I am, colonel, very respectfully, your obedient servant,


Captain and Assistant Adjutant-General.

WASHINGTON, July 10, 1864-2.30 p.m.

Lieutenant-General GRANT:

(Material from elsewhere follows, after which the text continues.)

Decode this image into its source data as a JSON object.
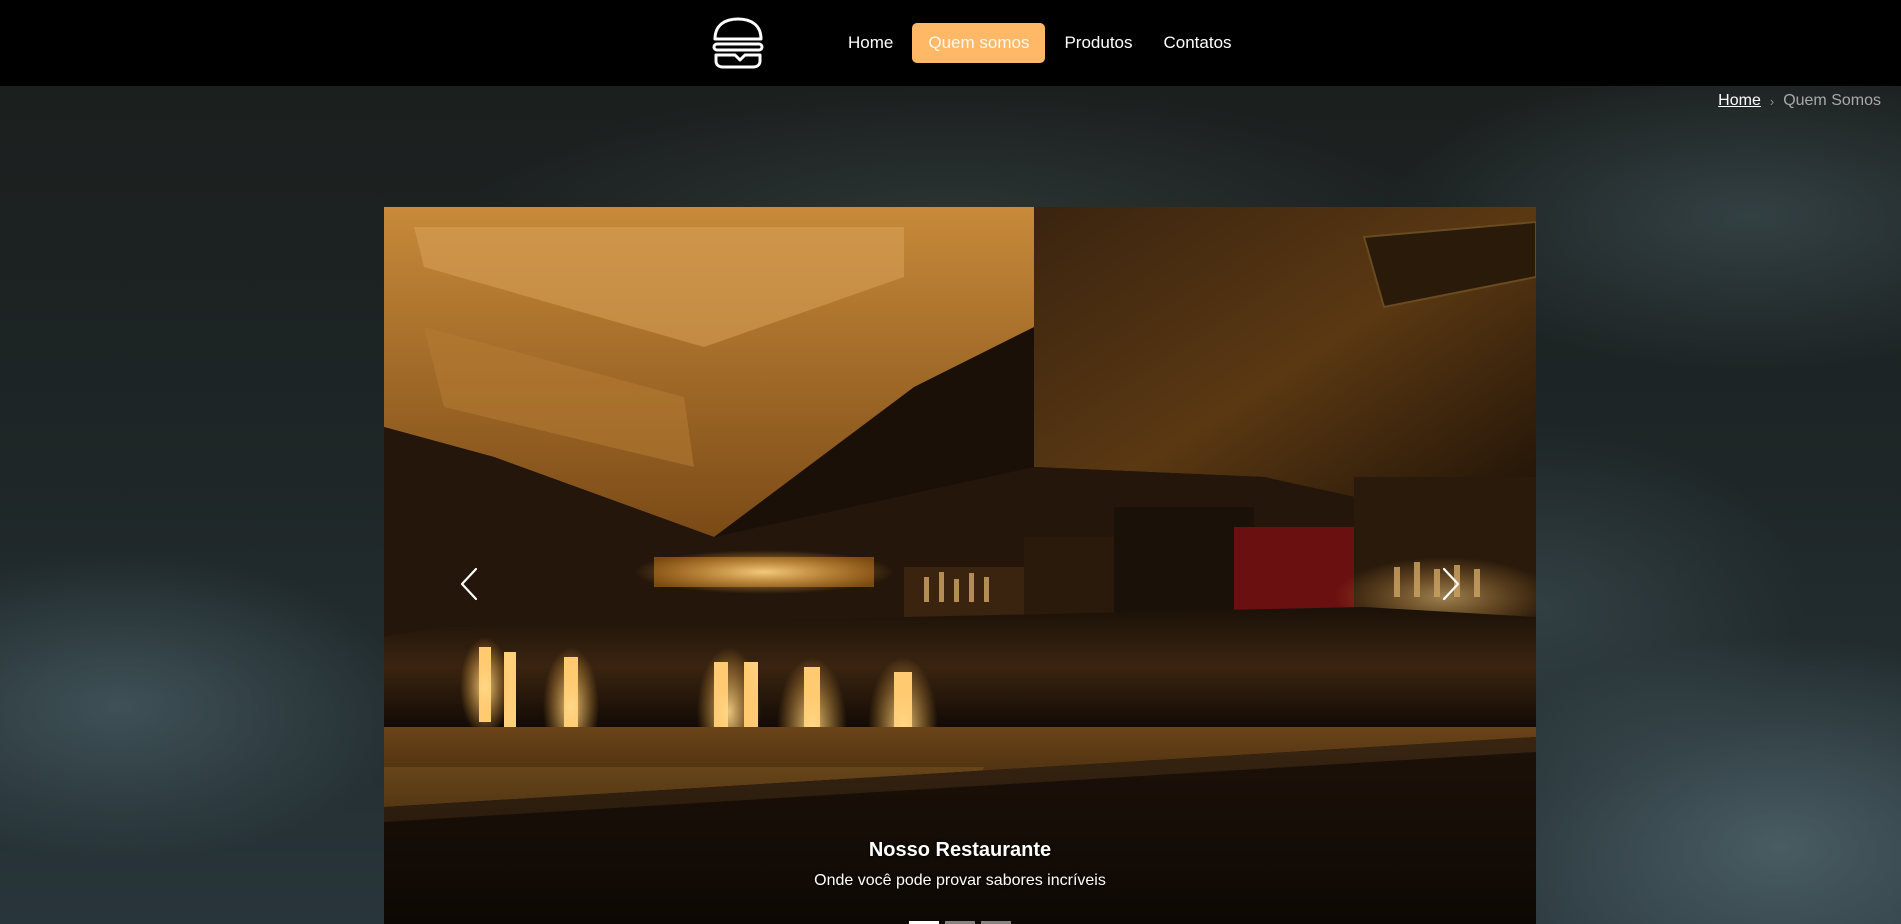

Your dispatch to General Halleck referring to what I may think in the present emergency is shown me. General Halleck says we have absolutely no force here fit to go to the field. He thinks that with the 100-days' men and invalids we have here we can defend Washington, and scarcely Baltimore. Besides these there are about 8,000, not very reliable, under Howe, at Harper's Ferry, with Hunter approaching that point very slowly, with what number I suppose you know-better than I. Wallace, with some odds and ends and part of what came up with Ricketts, was so badly beaten yesterday at Monocacy that what is left can attempt no more than to defend Baltimore. What we shall get in from Pennsylvania and New York will scarcely be worth counting, I fear. Now, what I think is that you should provide to retain your hold where you are, certainly, and bring the rest with you personally, and make a vigorous effort to destroy the enemy's force in this vicinity. I think there is really a fair chance to do this if the movement is prompt. This is what I think, upon your suggestion, and is not an order.


President of the United States.